*Your assignment:*
Every line of the material below that holds the string "applications" should be copied.
↓
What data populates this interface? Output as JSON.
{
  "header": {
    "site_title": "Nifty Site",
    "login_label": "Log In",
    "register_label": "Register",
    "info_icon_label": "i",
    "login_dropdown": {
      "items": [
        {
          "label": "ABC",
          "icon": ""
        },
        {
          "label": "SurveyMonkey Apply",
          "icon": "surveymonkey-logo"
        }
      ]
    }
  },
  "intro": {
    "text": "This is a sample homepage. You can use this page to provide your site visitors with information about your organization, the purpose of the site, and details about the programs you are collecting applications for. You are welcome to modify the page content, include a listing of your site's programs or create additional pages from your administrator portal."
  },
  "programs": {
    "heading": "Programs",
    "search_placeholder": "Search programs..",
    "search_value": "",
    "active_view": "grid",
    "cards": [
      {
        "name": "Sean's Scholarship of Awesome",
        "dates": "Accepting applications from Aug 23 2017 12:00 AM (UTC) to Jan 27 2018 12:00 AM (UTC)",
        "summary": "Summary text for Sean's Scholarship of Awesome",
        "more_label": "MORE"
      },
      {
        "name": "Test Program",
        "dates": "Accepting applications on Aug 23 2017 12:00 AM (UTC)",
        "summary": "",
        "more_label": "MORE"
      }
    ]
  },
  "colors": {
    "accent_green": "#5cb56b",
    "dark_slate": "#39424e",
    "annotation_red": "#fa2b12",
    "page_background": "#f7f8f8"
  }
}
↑
*Exercise response:*
    "text": "This is a sample homepage. You can use this page to provide your site visitors with information about your organization, the purpose of the site, and details about the programs you are collecting applications for. You are welcome to modify the page content, include a listing of your site's programs or create additional pages from your administrator portal."
        "dates": "Accepting applications from Aug 23 2017 12:00 AM (UTC) to Jan 27 2018 12:00 AM (UTC)",
        "dates": "Accepting applications on Aug 23 2017 12:00 AM (UTC)",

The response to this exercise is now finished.